Jeff Tucker, the director of content services at Idaho Public Television, is a short guy with a salt-and-pepper colored beard and a tremendous amount of energy and enthusiasm. He sprints through the hallways of the Idaho Statehouse shouting out a friendly "Hello" to legislative staff, lobbyists, journalists and scores of others for whom the Capitol Building is a home-away-from-home for three—sometimes more—months out of the year.
Tucker gave Boise Weekly a tour of Idaho In Session's headquarters: a dark room in the basement of the Idaho Capitol that houses half a dozen editing bays. There part-time employees watch all the live feeds and, using joysticks, run 14 cameras throughout the Statehouse, including in the House and Senate chambers, the Lincoln Auditorium, a handful of committee rooms and the Idaho Supreme Court.
The footage is broadcast live on IdahoPTV and online. It's a job he loves.
How long have you been in public television?
A long time.
Mmm, since high school.
What is it that you do here exactly?
All we do [at Idaho In Session] is follow the ball. We don't editorialize, we won't shoot somebody rolling their eyes somewhere or leaving the floor—just who's talking. It's all neutral. This is raw. That's why it can be very boring sometimes but if you want to understand and know how the process works, you can follow a bill [from the] beginning all the way through to the end.
How does Idaho In Session work?
We operate under rules given to us by the Legislature. It costs [IDPTV] over $200,000 a year just to cover the Legislature. Another thing Idaho In Session does, we provide the media for other news organizations. We do pool coverage of the inauguration. Idaho In Session streams it, and we allow the rest of the media to get it. The State of the State and State of the Budget, that's our pool coverage. We're Switzerland, and we let other media take it.

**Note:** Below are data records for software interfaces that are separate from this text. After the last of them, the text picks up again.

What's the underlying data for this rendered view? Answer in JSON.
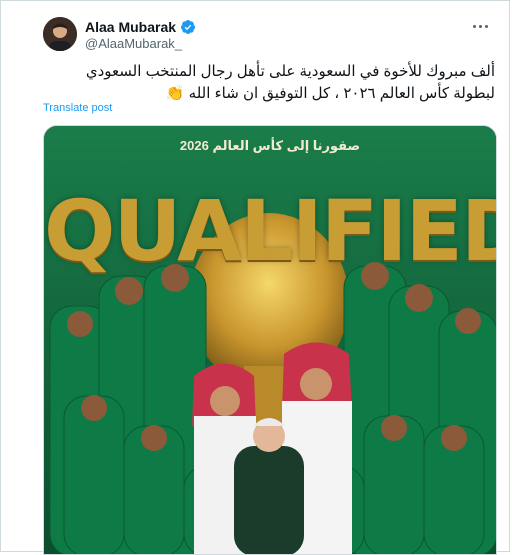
{
  "author": {
    "name": "Alaa Mubarak",
    "handle": "@AlaaMubarak_",
    "verified": true
  },
  "tweet": {
    "text": "ألف مبروك للأخوة في السعودية على تأهل رجال المنتخب السعودي لبطولة كأس العالم ٢٠٢٦ ، كل التوفيق ان شاء الله 👏",
    "translate_label": "Translate post"
  },
  "media": {
    "banner_text": "صقورنا إلى كأس العالم 2026",
    "headline": "QUALIFIED",
    "jersey_color": "#0e7a45",
    "gold_color": "#c89d33"
  },
  "icons": {
    "verified": "verified-badge-icon",
    "more": "more-options-icon"
  }
}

Who runs the control boards?
It's a mix. Sometimes it's high-school and college students, or professionals looking for something else to do, or retirees looking for a part-time job.
It's different from the 30-second news package. You really have to get into it. Some people get too incensed with what's going on, instead of just sitting back and going, "OK, this is the political process, this is what it's about." It's fun to see the personalities come out.

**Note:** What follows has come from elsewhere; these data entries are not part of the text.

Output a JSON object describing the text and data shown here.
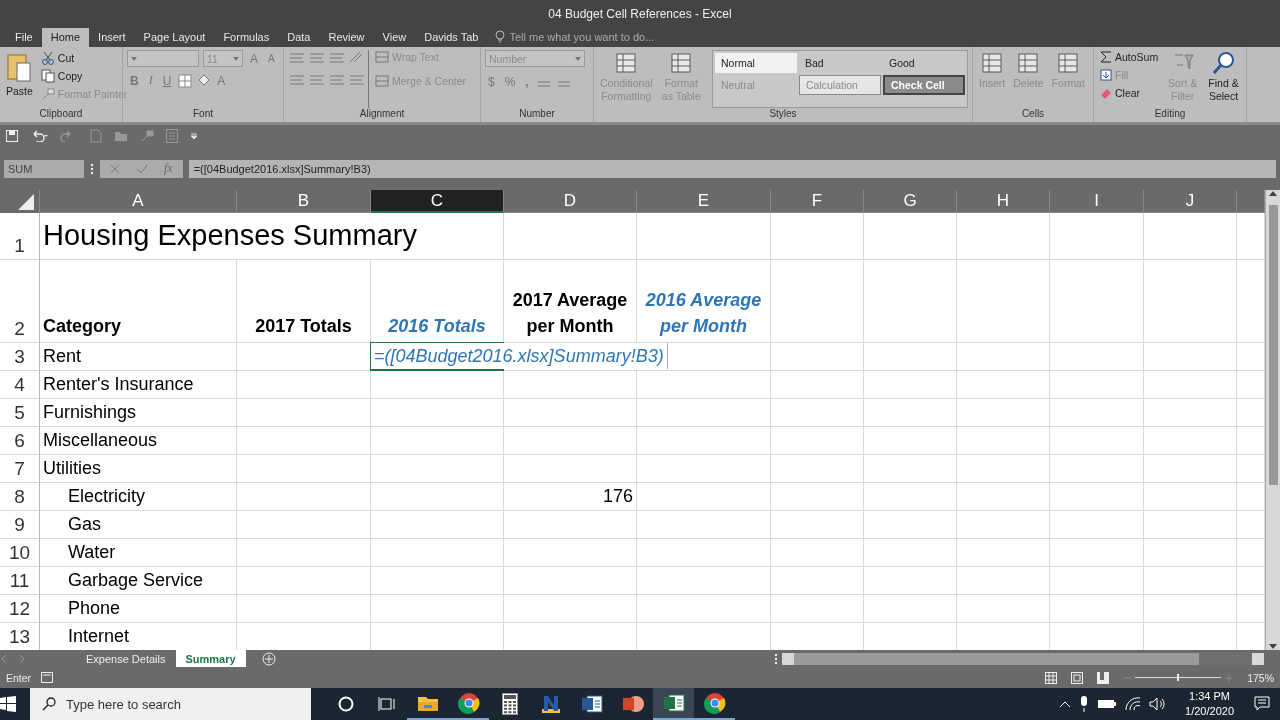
{
  "window": {
    "title": "04 Budget Cell References - Excel"
  },
  "tabs": [
    {
      "label": "File",
      "selected": false
    },
    {
      "label": "Home",
      "selected": true
    },
    {
      "label": "Insert",
      "selected": false
    },
    {
      "label": "Page Layout",
      "selected": false
    },
    {
      "label": "Formulas",
      "selected": false
    },
    {
      "label": "Data",
      "selected": false
    },
    {
      "label": "Review",
      "selected": false
    },
    {
      "label": "View",
      "selected": false
    },
    {
      "label": "Davids Tab",
      "selected": false
    }
  ],
  "tell_me": {
    "placeholder": "Tell me what you want to do..."
  },
  "ribbon": {
    "clipboard": {
      "label": "Clipboard",
      "paste": {
        "label": "Paste",
        "disabled": false
      },
      "commands": [
        {
          "label": "Cut",
          "disabled": false
        },
        {
          "label": "Copy",
          "disabled": false
        },
        {
          "label": "Format Painter",
          "disabled": true
        }
      ]
    },
    "font": {
      "label": "Font",
      "size": "11",
      "grow": "A",
      "shrink": "A",
      "bold": "B",
      "italic": "I",
      "underline": "U",
      "font_color": "A"
    },
    "alignment": {
      "label": "Alignment",
      "commands": [
        {
          "label": "Wrap Text",
          "disabled": true
        },
        {
          "label": "Merge & Center",
          "disabled": true
        }
      ]
    },
    "number": {
      "label": "Number",
      "format": "Number",
      "currency": "$",
      "percent": "%",
      "comma": ","
    },
    "styles": {
      "label": "Styles",
      "commands": [
        {
          "label": "Conditional Formatting",
          "disabled": true
        },
        {
          "label": "Format as Table",
          "disabled": true
        }
      ],
      "cell_styles": [
        {
          "label": "Normal",
          "kind": "normal",
          "disabled": false
        },
        {
          "label": "Bad",
          "kind": "plain",
          "disabled": false
        },
        {
          "label": "Good",
          "kind": "plain",
          "disabled": false
        },
        {
          "label": "Neutral",
          "kind": "plain",
          "disabled": true
        },
        {
          "label": "Calculation",
          "kind": "calculation",
          "disabled": true
        },
        {
          "label": "Check Cell",
          "kind": "check",
          "disabled": false
        }
      ]
    },
    "cells": {
      "label": "Cells",
      "commands": [
        {
          "label": "Insert",
          "disabled": true
        },
        {
          "label": "Delete",
          "disabled": true
        },
        {
          "label": "Format",
          "disabled": true
        }
      ]
    },
    "editing": {
      "label": "Editing",
      "commands": [
        {
          "label": "AutoSum",
          "disabled": false
        },
        {
          "label": "Fill",
          "disabled": true
        },
        {
          "label": "Clear",
          "disabled": false
        },
        {
          "label": "Sort & Filter",
          "disabled": true
        },
        {
          "label": "Find & Select",
          "disabled": false
        }
      ]
    }
  },
  "formula_bar": {
    "name_box": "SUM",
    "function_label": "fx",
    "formula": "=([04Budget2016.xlsx]Summary!B3)"
  },
  "columns": [
    {
      "label": "A",
      "selected": false
    },
    {
      "label": "B",
      "selected": false
    },
    {
      "label": "C",
      "selected": true
    },
    {
      "label": "D",
      "selected": false
    },
    {
      "label": "E",
      "selected": false
    },
    {
      "label": "F",
      "selected": false
    },
    {
      "label": "G",
      "selected": false
    },
    {
      "label": "H",
      "selected": false
    },
    {
      "label": "I",
      "selected": false
    },
    {
      "label": "J",
      "selected": false
    }
  ],
  "rows": [
    {
      "number": "1",
      "cells": {
        "a": {
          "text": "Housing Expenses Summary",
          "kind": "title"
        }
      }
    },
    {
      "number": "2",
      "cells": {
        "a": {
          "text": "Category",
          "kind": "header"
        },
        "b": {
          "text": "2017 Totals",
          "kind": "header"
        },
        "c": {
          "text": "2016 Totals",
          "kind": "linked_header"
        },
        "d": {
          "text": "2017 Average per Month",
          "kind": "header"
        },
        "e": {
          "text": "2016 Average per Month",
          "kind": "linked_header"
        }
      }
    },
    {
      "number": "3",
      "cells": {
        "a": {
          "text": "Rent",
          "kind": "label"
        },
        "c": {
          "text": "=([04Budget2016.xlsx]Summary!B3)",
          "kind": "editing"
        }
      }
    },
    {
      "number": "4",
      "cells": {
        "a": {
          "text": "Renter's Insurance",
          "kind": "label"
        }
      }
    },
    {
      "number": "5",
      "cells": {
        "a": {
          "text": "Furnishings",
          "kind": "label"
        }
      }
    },
    {
      "number": "6",
      "cells": {
        "a": {
          "text": "Miscellaneous",
          "kind": "label"
        }
      }
    },
    {
      "number": "7",
      "cells": {
        "a": {
          "text": "Utilities",
          "kind": "label"
        }
      }
    },
    {
      "number": "8",
      "cells": {
        "a": {
          "text": "Electricity",
          "kind": "sublabel"
        },
        "d": {
          "text": "176",
          "kind": "number"
        }
      }
    },
    {
      "number": "9",
      "cells": {
        "a": {
          "text": "Gas",
          "kind": "sublabel"
        }
      }
    },
    {
      "number": "10",
      "cells": {
        "a": {
          "text": "Water",
          "kind": "sublabel"
        }
      }
    },
    {
      "number": "11",
      "cells": {
        "a": {
          "text": "Garbage Service",
          "kind": "sublabel"
        }
      }
    },
    {
      "number": "12",
      "cells": {
        "a": {
          "text": "Phone",
          "kind": "sublabel"
        }
      }
    },
    {
      "number": "13",
      "cells": {
        "a": {
          "text": "Internet",
          "kind": "sublabel"
        }
      }
    }
  ],
  "sheet_tabs": [
    {
      "label": "Expense Details",
      "selected": false
    },
    {
      "label": "Summary",
      "selected": true
    }
  ],
  "status_bar": {
    "mode": "Enter",
    "zoom_slider": {
      "level": 0.5
    },
    "zoom": "175%"
  },
  "taskbar": {
    "search": {
      "placeholder": "Type here to search"
    },
    "apps": [
      {
        "kind": "folder",
        "running": true,
        "selected": false
      },
      {
        "kind": "browser",
        "running": true,
        "selected": false
      },
      {
        "kind": "calculator",
        "running": false,
        "selected": false
      },
      {
        "kind": "news",
        "running": false,
        "selected": false
      },
      {
        "kind": "word",
        "running": false,
        "selected": false
      },
      {
        "kind": "slides",
        "running": false,
        "selected": false
      },
      {
        "kind": "sheet",
        "running": true,
        "selected": true
      },
      {
        "kind": "browser",
        "running": true,
        "selected": false
      }
    ],
    "time": "1:34 PM",
    "date": "1/20/2020"
  }
}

Almost everyone who has come to work here has no political experience at all or real understanding of how the system works, and then they get exposed to it and then it really changes the way they look at government. A lot of times, they have a desire to be involved because they see there is a lot of local input in state politics. That's why we wish more people would watch.

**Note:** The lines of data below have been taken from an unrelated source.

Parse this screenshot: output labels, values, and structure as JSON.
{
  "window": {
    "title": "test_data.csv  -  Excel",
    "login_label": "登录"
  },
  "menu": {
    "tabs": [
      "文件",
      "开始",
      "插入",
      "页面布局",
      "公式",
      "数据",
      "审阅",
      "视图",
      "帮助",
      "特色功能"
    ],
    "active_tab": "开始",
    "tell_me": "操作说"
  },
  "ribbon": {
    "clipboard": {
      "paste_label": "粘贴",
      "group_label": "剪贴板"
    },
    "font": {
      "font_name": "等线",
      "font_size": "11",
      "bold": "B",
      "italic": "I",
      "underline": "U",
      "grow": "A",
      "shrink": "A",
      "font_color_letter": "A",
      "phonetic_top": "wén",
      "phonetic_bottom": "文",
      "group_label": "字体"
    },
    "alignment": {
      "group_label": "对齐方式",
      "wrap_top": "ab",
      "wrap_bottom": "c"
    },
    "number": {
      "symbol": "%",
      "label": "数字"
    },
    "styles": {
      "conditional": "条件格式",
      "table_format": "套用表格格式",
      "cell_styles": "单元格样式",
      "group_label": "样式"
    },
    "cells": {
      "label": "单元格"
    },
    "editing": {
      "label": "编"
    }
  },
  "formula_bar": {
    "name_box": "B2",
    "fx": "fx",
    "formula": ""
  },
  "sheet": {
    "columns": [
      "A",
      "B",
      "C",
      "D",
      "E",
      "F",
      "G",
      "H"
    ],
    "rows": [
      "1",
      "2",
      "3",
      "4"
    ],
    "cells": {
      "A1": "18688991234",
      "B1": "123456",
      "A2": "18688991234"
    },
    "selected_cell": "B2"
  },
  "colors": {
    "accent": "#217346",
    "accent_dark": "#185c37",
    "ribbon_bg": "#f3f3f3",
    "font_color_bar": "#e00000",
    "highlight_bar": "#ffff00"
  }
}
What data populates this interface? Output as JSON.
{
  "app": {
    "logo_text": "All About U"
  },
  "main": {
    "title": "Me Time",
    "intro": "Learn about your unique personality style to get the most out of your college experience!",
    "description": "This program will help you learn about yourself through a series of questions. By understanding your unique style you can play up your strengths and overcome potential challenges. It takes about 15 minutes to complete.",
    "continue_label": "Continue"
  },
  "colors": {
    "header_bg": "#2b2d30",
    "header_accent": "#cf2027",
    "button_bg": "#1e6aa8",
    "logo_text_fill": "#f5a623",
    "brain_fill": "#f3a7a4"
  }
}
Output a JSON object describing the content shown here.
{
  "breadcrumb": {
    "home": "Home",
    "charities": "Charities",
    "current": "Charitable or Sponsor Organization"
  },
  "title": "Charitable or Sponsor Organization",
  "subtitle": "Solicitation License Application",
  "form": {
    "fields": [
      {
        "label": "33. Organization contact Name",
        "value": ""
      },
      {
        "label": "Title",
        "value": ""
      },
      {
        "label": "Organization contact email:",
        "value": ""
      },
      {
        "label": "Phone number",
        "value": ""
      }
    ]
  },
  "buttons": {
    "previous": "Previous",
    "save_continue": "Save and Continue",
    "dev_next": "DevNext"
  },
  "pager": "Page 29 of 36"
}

Are we seeing everything that goes on in the legislative rooms equipped with cameras?
Some committees don't want their meetings streamed. It's an opt-out program. Last year, there was a sensitive issue involving Health and Welfare and a minor, and they were having a committee hearing about it. The committee chairman deemed it wasn't appropriate for the committee to be streamed anywhere. They just wanted to keep it in that room. It was still a public meeting, and the public was still invited, but they didn't stream.
We actually get a lot of calls when something isn't streamed because it's weird when it's not. People expect everything to be streamed from here. But it's not that there's any nefarious activity going on.
Can you tell how many people are viewing at a time?
Yes. [During the "Add the Words" bill hearing on Jan. 27], we had 5,000 pageviews. That's high traffic for Idaho In Session. We get about 100,000 pageviews in a year.
Can you tell where people are watching from?
A lot of internal state government. We joke—I think we've saved the state a lot of money because people don't leave their desks to come to the meetings. They stay and listen to it and still work. We have a large number of state workers from all over the state [who stream Idaho in Session live]. Usually about a third of people streaming online are outside of state government, two-thirds are in. When it's really inside baseball, it's usually just specific agencies watching.
Since you're immersed in this Statehouse footage, do you think you're one of the more in-tune people when it comes to Idaho politics?
No, no, not at all. There's so much going on, but the process is really interesting.
It's not a football game, right? That's the problem with national politics: It's becoming ESPN-ified, where you have commentators and you pick sides and you root for your sides. I don't think it should be a football game. It's going to be messy and muddy like a football game but for the most part, once a bill is passed, there had to be a lot of thought put into that.
What comes out you might not like, but there was a lot of thought that went into it. That's the one thing you get to see when you listen. If you have the patience to watch a bill all the way through, you understand that more.